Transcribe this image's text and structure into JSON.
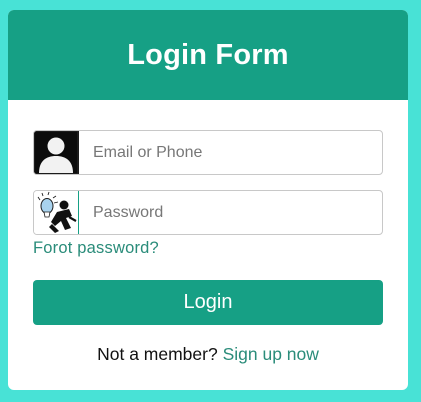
{
  "form": {
    "title": "Login Form",
    "email_placeholder": "Email or Phone",
    "password_placeholder": "Password",
    "forgot_link": "Forot password?",
    "login_button": "Login",
    "member_prompt": "Not a member?",
    "signup_link": "Sign up now"
  },
  "icons": {
    "email": "user-avatar-icon",
    "password": "key-person-icon"
  },
  "colors": {
    "background": "#48e2d6",
    "accent": "#16a085",
    "link": "#2a8c7a"
  }
}
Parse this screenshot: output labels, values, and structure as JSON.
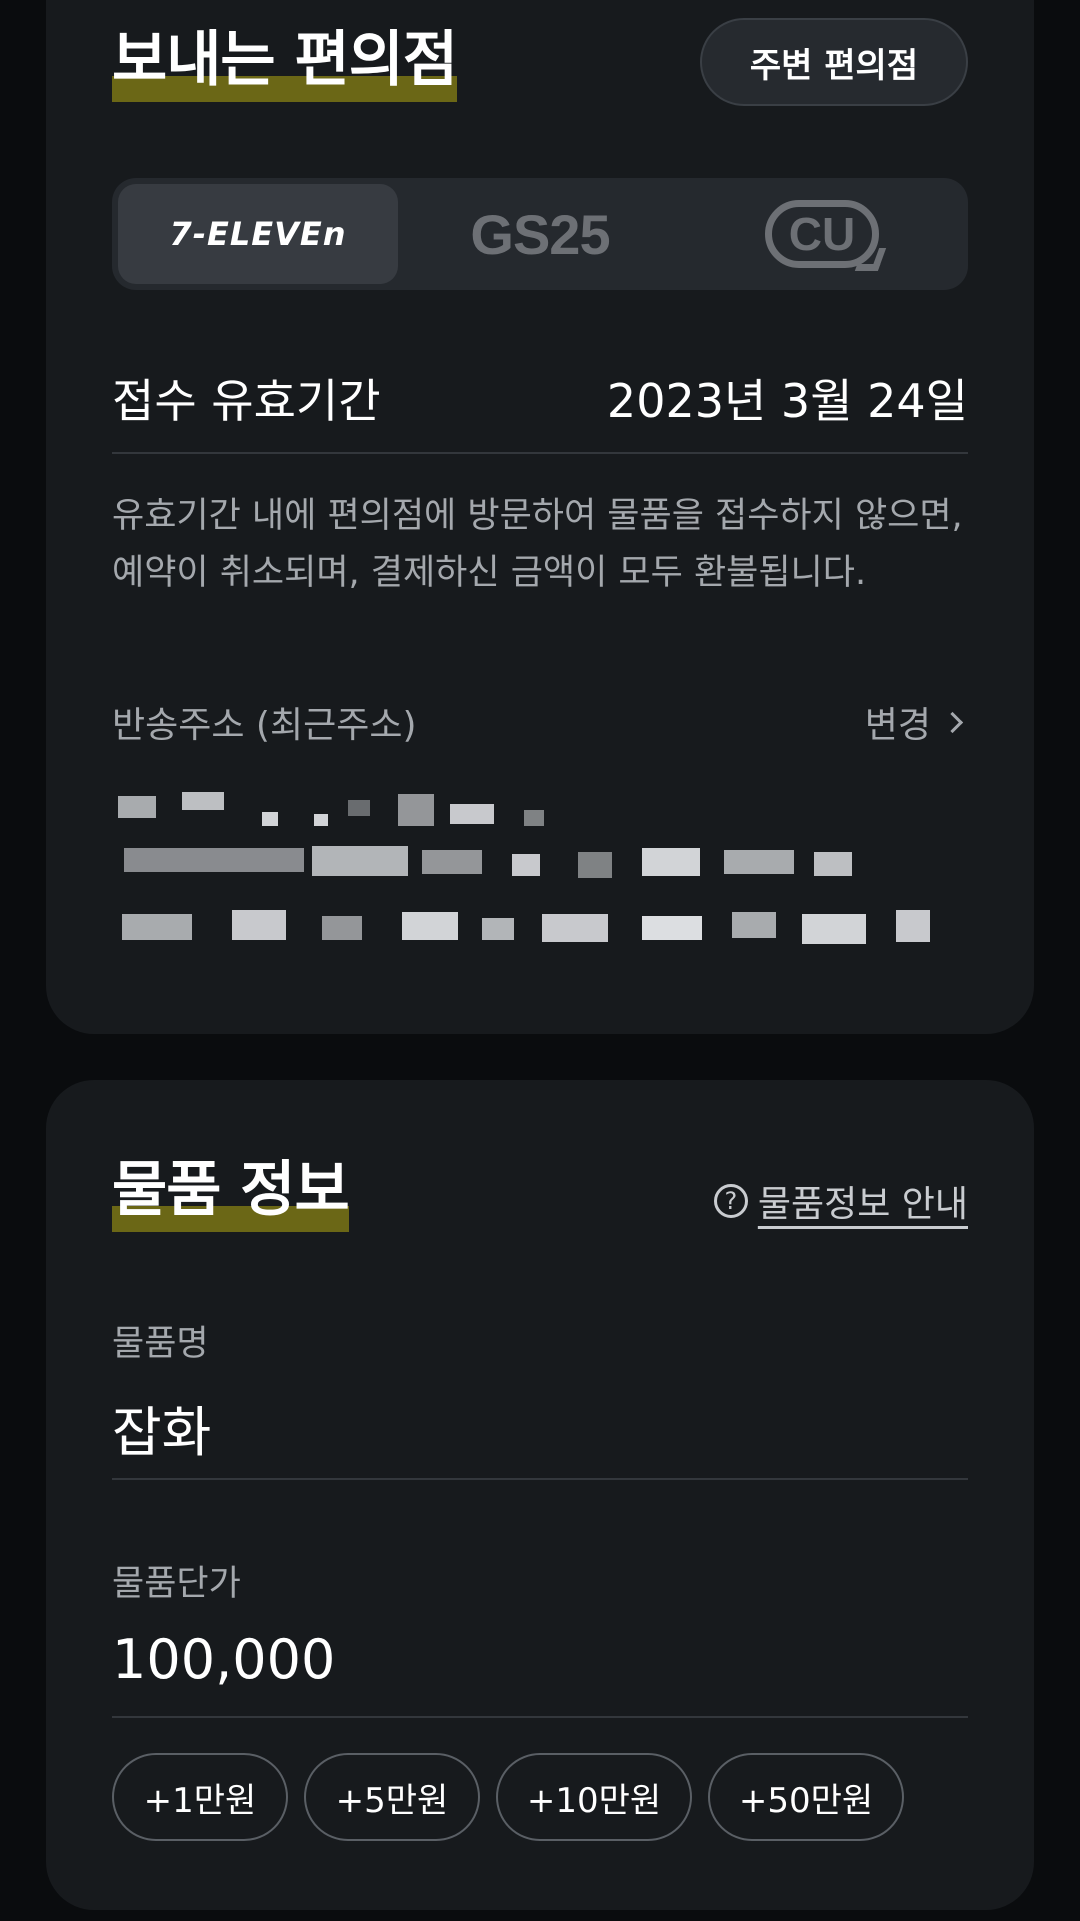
{
  "store_section": {
    "title": "보내는 편의점",
    "nearby_button": "주변 편의점",
    "stores": [
      {
        "label": "7-ELEVEn",
        "selected": true
      },
      {
        "label": "GS25",
        "selected": false
      },
      {
        "label": "CU",
        "selected": false
      }
    ],
    "validity_label": "접수 유효기간",
    "validity_date": "2023년 3월 24일",
    "note_line1": "유효기간 내에 편의점에 방문하여 물품을 접수하지 않으면,",
    "note_line2": "예약이 취소되며, 결제하신 금액이 모두 환불됩니다.",
    "return_address_label": "반송주소 (최근주소)",
    "change_label": "변경"
  },
  "item_section": {
    "title": "물품 정보",
    "guide_link": "물품정보 안내",
    "name_label": "물품명",
    "name_value": "잡화",
    "price_label": "물품단가",
    "price_value": "100,000",
    "quick_amounts": [
      "+1만원",
      "+5만원",
      "+10만원",
      "+50만원"
    ]
  },
  "colors": {
    "accent_highlight": "#6b6716",
    "card_background": "#171a1d",
    "page_background": "#0a0c0e"
  }
}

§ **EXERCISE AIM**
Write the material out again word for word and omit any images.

§ **COMPLETED EXERCISE**
Transcribe this image's text and structure into JSON.
{
  "form": {
    "title": "Login Form",
    "email_placeholder": "Email or Phone",
    "password_placeholder": "Password",
    "forgot_link": "Forot password?",
    "login_button": "Login",
    "member_prompt": "Not a member?",
    "signup_link": "Sign up now"
  },
  "icons": {
    "email": "user-avatar-icon",
    "password": "key-person-icon"
  },
  "colors": {
    "background": "#48e2d6",
    "accent": "#16a085",
    "link": "#2a8c7a"
  }
}
Parse this screenshot: output labels, values, and structure as JSON.
{
  "store_section": {
    "title": "보내는 편의점",
    "nearby_button": "주변 편의점",
    "stores": [
      {
        "label": "7-ELEVEn",
        "selected": true
      },
      {
        "label": "GS25",
        "selected": false
      },
      {
        "label": "CU",
        "selected": false
      }
    ],
    "validity_label": "접수 유효기간",
    "validity_date": "2023년 3월 24일",
    "note_line1": "유효기간 내에 편의점에 방문하여 물품을 접수하지 않으면,",
    "note_line2": "예약이 취소되며, 결제하신 금액이 모두 환불됩니다.",
    "return_address_label": "반송주소 (최근주소)",
    "change_label": "변경"
  },
  "item_section": {
    "title": "물품 정보",
    "guide_link": "물품정보 안내",
    "name_label": "물품명",
    "name_value": "잡화",
    "price_label": "물품단가",
    "price_value": "100,000",
    "quick_amounts": [
      "+1만원",
      "+5만원",
      "+10만원",
      "+50만원"
    ]
  },
  "colors": {
    "accent_highlight": "#6b6716",
    "card_background": "#171a1d",
    "page_background": "#0a0c0e"
  }
}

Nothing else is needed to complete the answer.